*Note that the new initiatives will not affect pre-existing initiatives – they will not replace the increased funding for genital reconstruction surgeries announced in 2019.
The new funding will, in part, go toward intensive upskilling at 8 clinics around the country, which will then specialise in providing gender affirming healthcare. With eight clinics around New Zealand, it is our hope there will be coverage for both the North and the South Island.
The details have not yet been decided, and will be developed by Health New Zealand.
The Associate Minister of Health Dr. Ayesha Verall has indicated that the budget will also include the development of guidelines and training for clinicians.
Pharmac and hormones
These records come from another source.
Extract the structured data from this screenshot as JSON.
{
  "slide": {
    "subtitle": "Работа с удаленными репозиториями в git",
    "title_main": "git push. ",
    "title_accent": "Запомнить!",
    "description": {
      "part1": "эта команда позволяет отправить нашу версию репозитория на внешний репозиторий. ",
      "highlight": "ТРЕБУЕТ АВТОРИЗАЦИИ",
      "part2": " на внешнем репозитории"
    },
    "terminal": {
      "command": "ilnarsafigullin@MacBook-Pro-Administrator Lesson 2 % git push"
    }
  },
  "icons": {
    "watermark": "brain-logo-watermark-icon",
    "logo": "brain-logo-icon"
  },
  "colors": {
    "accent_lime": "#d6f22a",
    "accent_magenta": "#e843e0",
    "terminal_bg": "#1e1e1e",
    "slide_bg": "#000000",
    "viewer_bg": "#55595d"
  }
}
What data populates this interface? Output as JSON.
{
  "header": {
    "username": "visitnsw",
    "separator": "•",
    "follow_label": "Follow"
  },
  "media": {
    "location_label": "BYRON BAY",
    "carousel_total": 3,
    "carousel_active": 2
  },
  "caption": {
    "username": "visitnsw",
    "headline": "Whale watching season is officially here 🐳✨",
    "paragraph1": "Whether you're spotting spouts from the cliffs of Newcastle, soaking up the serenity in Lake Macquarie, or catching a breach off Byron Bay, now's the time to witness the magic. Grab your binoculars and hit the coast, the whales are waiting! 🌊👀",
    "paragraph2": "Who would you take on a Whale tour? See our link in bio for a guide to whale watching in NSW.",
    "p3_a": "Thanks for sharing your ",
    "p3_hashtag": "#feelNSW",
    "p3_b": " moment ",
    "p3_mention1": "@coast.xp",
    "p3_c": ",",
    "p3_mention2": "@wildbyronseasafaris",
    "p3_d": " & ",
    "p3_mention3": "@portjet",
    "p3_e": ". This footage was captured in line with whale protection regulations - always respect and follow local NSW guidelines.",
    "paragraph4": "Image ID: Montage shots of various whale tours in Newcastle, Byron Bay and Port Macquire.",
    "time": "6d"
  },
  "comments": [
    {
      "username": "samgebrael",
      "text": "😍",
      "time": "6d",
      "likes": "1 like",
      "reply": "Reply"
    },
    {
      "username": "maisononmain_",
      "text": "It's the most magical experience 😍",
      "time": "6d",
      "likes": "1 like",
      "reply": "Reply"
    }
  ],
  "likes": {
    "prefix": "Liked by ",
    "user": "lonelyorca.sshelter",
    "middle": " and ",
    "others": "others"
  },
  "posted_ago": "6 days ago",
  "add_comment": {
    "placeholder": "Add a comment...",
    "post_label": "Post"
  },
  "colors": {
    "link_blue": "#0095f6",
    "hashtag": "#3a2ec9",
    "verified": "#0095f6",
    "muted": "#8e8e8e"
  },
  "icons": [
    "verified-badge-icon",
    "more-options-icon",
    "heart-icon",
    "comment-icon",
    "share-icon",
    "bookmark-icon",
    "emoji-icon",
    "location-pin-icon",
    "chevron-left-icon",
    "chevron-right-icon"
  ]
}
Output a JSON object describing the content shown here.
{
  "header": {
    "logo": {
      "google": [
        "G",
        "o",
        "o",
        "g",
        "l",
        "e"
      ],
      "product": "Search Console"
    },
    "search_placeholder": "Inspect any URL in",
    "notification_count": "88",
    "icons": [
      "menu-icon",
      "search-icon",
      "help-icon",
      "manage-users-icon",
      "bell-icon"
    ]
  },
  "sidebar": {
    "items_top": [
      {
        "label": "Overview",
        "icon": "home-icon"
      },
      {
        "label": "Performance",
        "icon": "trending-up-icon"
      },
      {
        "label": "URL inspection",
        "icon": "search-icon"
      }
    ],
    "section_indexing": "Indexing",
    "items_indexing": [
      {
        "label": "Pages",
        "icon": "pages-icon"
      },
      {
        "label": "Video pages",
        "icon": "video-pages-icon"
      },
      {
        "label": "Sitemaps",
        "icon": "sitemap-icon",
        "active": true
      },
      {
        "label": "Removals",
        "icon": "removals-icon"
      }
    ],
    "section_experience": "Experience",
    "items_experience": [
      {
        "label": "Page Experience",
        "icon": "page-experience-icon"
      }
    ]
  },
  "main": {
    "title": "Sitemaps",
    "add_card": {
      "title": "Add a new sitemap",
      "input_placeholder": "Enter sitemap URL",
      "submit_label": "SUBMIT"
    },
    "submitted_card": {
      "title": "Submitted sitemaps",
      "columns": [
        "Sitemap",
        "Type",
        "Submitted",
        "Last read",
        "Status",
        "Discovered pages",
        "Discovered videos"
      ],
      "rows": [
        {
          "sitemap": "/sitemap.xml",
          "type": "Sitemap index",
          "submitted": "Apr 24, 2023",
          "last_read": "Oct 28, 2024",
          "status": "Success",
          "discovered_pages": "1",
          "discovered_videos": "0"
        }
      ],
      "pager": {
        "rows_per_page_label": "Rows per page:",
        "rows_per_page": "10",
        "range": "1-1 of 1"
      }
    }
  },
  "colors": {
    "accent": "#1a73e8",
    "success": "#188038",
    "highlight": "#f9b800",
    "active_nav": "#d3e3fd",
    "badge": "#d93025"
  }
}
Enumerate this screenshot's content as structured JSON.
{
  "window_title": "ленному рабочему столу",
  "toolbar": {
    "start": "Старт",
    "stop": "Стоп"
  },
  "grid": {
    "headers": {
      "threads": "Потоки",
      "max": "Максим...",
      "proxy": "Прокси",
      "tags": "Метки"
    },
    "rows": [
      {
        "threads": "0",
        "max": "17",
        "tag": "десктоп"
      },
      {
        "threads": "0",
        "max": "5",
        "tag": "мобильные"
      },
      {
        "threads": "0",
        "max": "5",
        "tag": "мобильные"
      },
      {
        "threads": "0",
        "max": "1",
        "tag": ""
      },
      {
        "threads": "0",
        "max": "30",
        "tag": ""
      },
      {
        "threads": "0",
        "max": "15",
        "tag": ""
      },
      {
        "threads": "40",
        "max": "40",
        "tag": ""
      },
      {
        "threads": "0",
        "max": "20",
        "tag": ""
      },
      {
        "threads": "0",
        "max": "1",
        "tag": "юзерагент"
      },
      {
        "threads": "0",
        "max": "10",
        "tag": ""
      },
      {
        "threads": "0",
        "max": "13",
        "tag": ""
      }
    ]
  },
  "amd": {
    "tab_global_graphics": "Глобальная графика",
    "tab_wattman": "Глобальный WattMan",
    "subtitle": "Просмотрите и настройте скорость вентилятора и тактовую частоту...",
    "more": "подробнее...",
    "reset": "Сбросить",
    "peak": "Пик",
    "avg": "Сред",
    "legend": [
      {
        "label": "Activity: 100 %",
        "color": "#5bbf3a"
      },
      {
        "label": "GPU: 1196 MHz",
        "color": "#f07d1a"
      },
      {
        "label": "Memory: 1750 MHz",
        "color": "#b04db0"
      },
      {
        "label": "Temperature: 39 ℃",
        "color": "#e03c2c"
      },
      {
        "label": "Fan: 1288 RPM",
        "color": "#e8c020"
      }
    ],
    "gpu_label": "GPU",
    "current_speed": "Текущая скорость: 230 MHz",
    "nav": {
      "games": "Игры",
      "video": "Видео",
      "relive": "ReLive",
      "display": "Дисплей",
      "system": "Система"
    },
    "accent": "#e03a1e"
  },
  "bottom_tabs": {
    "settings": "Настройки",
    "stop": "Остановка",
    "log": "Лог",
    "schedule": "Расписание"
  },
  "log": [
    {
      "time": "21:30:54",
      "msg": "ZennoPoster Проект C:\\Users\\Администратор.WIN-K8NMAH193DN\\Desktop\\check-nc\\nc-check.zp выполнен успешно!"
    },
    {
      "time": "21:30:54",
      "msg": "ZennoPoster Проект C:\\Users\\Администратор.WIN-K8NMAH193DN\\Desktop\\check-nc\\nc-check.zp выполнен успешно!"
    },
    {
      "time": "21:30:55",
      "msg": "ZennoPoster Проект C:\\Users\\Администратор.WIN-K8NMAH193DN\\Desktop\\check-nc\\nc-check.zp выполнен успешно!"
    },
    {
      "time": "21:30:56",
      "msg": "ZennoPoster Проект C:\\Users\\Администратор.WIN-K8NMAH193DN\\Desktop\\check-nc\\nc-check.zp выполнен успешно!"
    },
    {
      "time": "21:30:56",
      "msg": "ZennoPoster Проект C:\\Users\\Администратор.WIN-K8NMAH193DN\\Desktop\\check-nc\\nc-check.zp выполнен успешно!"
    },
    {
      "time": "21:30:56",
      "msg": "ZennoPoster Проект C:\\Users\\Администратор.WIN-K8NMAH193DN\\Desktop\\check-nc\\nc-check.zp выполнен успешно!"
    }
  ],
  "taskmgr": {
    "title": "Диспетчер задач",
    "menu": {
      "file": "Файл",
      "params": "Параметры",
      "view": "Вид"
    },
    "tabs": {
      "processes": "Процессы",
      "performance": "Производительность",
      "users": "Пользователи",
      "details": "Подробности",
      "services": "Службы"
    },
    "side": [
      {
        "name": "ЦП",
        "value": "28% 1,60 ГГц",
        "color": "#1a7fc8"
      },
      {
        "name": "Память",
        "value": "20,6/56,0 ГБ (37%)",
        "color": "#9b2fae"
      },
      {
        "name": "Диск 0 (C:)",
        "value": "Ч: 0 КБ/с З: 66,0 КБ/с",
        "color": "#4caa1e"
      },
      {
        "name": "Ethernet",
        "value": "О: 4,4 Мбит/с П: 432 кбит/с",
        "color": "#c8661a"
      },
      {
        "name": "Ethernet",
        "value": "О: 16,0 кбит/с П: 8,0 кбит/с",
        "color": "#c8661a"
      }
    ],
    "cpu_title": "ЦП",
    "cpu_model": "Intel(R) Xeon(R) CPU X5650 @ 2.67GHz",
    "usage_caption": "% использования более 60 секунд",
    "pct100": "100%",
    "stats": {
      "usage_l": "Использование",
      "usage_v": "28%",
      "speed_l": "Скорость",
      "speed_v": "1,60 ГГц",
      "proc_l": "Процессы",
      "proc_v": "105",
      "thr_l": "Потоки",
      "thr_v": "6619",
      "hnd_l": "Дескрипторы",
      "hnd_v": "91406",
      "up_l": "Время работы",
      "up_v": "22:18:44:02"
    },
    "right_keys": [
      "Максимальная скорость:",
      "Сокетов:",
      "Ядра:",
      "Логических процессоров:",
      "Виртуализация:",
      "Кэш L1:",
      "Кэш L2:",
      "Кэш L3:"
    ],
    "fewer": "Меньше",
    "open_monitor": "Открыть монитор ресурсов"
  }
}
There has also been a significant increase to Pharmac’s budget.
Pharmac has put together a proposal on expanding the provisions of certain medications, including progesterone.
Progesterone can be included in gender affirming hormone treatment for transfeminine people.
If you would like to know more about progesterone, you can read our guide to hormone therapy here, and download a study on progesterone here.
Pharmac is seeking feedback on their proposal before 5pm on Thursday the 2nd of June 2022, and we urge anyone who takes, or would like to take, progesterone to read their call for submissions and send an email in support to email@example.com
The budget also includes $2.5 million over three years to develop a rights based approach to healthcare for intersex young people. This is intended to develop a healthcare framework in which parents of intersex infants can receive supportive and accurate information which affirms intersex existence, and where intersex people can make their own informed decisions about the medical procedures they undertake, rather than being subjected to surgeries without their consent.